So he urged that ophthalmologists ask NAION patients whether they use impotence drugs, and report any additional cases. Also, Viagra users who suffer NAION in one eye should be cautioned that continued use might raise the risk of vision loss in the other eye, Pomeranz wrote.
The loss of vision is permanent.
Pomeranz told MSNBC Friday that "the drug is doing something to alter the circulation of blood to the optic nerve and in turn causing an injury to the nerve resulting in a loss of vision."
The patients in the study had a history of high blood pressure and an anatomical risk factor involving the optic nerve.
"If a patient takes the medication and 45 minutes later suddenly notices the onset of vision loss, to me that’s certainly some evidence there is a connection between the two," Pomeranz told MSNBC.
Because the drugs affect blow flow a connection "makes sense," NBC's chief science correspondent Robert Bazell told MSNBC Friday. He added that the condition is rare and there isn't yet cause for widespread concern.
But publicity over the FDA investigation could result in more cases coming forward, said Bazell, noting that a bigger study examining the link is needed.
'Confident about safety'
Levitra is sold in the United States by GlaxoSmithKline PLC and Schering-Plough Corp. and overseas by Bayer AG.
Viagra was approved by the government in 1998. It may aid in the treatment of enlarged hearts that can result from high blood pressure, tests on animals indicate.
Levitra was approved in August 2003, and Cialis in November of that year.

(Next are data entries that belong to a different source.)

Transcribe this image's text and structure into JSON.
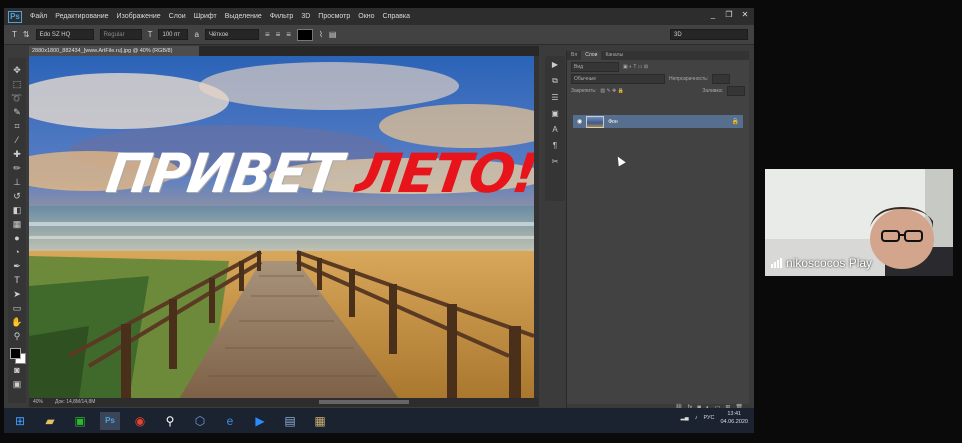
{
  "app": {
    "logo": "Ps",
    "menu": [
      "Файл",
      "Редактирование",
      "Изображение",
      "Слои",
      "Шрифт",
      "Выделение",
      "Фильтр",
      "3D",
      "Просмотр",
      "Окно",
      "Справка"
    ],
    "window_buttons": [
      "_",
      "❐",
      "✕"
    ]
  },
  "options_bar": {
    "tool_icon": "T",
    "font_name": "Edo SZ HQ",
    "font_style": "Regular",
    "font_size": "100 пт",
    "antialias": "Чёткое",
    "workspace": "3D"
  },
  "document": {
    "tab_title": "2880x1800_882434_[www.ArtFile.ru].jpg @ 40% (RGB/8)",
    "canvas_text_left": "ПРИВЕТ",
    "canvas_text_right": "ЛЕТО!",
    "zoom": "40%",
    "doc_size": "Док: 14,8М/14,8М"
  },
  "layers_panel": {
    "tabs": [
      "Вл",
      "Слои",
      "Каналы"
    ],
    "filter_label": "Вид",
    "blend_mode": "Обычные",
    "opacity_label": "Непрозрачность:",
    "lock_label": "Закрепить:",
    "fill_label": "Заливка:",
    "layer_name": "Фон"
  },
  "taskbar": {
    "language": "РУС",
    "time": "13:41",
    "date": "04.06.2020"
  },
  "webcam": {
    "participant_name": "nikoscocos Play"
  },
  "colors": {
    "accent": "#4aa3df",
    "text_red": "#e8141b",
    "text_white": "#ffffff"
  }
}
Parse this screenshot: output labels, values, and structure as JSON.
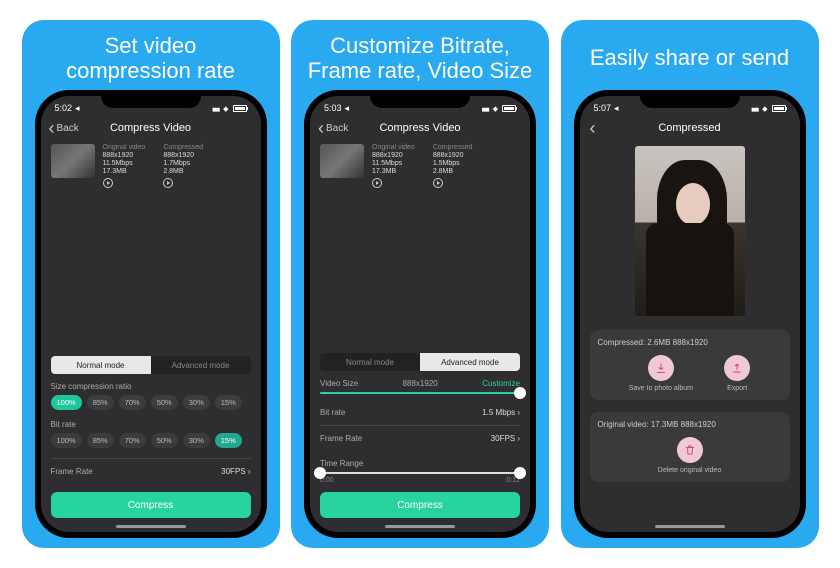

There have been no reports connecting Levitra to blindness, said Michael Fleming, a spokesman for GlaxoSmithKline PLC. “We are confident about the safety of our product,” said Fleming.
Viagra, approved to treat erectile dysfunction, should not be used by men with heart conditions whose doctors have warned them not to have sex. Also, patients taking drugs that contain nitrates have been warned not to take Viagra because of sudden, unsafe drops in blood pressure.
The drug’s label also warns of erections lasting longer than four hours, painful erections lasting longer than six hours, headache, flushed skin and vision problems.
Pfizer Inc. said in its most recent quarterly filing with the Securities and Exchange Commission that sales of the drug rose 5 percent — to $438 million in the first quarter of the year. Pfizer also said at the time that Viagra had a 68 percent worldwide market share.
Viagra sales have been under pressure from new competitors Cialis and Levitra, with revenue sinking 11 percent last year to $1.68 billion from $1.88 billion.
Doctors and patients have become increasingly wary of the downsides of prescription drugs after Merck & Co. yanked its pain reliever Vioxx from the market last year because of its potentially lethal side effects.
Merck potentially faces thousands of lawsuits over Vioxx and analysts have estimated its liability may reach $18 billion.
Pfizer was asked to remove its pain reliever Bextra from the market because of its side effects and sales of its other arthritis drug Celebrex are falling. Vioxx, Celebrex and Bextra all fall into a category of drugs known as Cox-2 inhibitors.
Industry critics have been demanding that drug companies conduct more post-marketing studies in order to do a better job of discovering side effects once drugs hit the market.
For more than two decades, Americans have mostly pressed for quicker approval of what they hope can be lifesaving drugs for such diseases as AIDS and cancer. But many now are wondering if medicines — a $200 billion industry annually — are coming out too fast and doing too much harm.
Viagra also is at the center of controversy over Medicaid’s payment for prescriptions of the drug to convicted sex offenders in New York and other states.
The Associated Press and NBC's Robert Bazell contributed to this report